Premier Rachel Notley says firefighters who get ovarian and cervical cancer will now receive workers' compensation benefits and supports, making Alberta the leader in Canada on that front.
The minimum exposure period will be 10 years for those cancers.
The province is also reducing the minimum exposure period to 10 years from 20 for testicular cancers, putting Alberta in line with other jurisdictions.
Craig Macdonald, head of the Alberta Firefighters Association, lauded the changes.
Macdonald says the biggest danger facing modern firefighters is long-term effects of exposure to burning of chemicals and plastics.
"A century ago, typically homes were furnished with wood, steel, and glass," says Macdonald. "Today, it's full of plastics, foams, and coatings which create a toxic soup of carcinogens when they burn.
"Cancer is the leading cause of death in our profession."

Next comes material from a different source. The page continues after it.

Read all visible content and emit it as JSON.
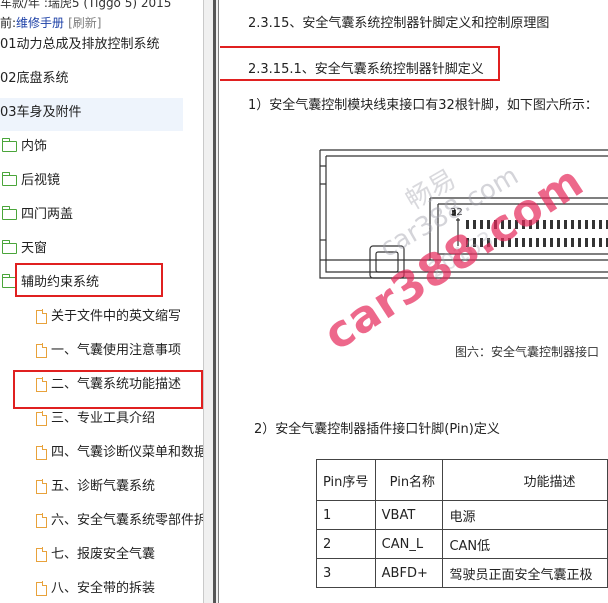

Eight out of 10 Alberta firefighters are volunteers and almost one in 10 is female.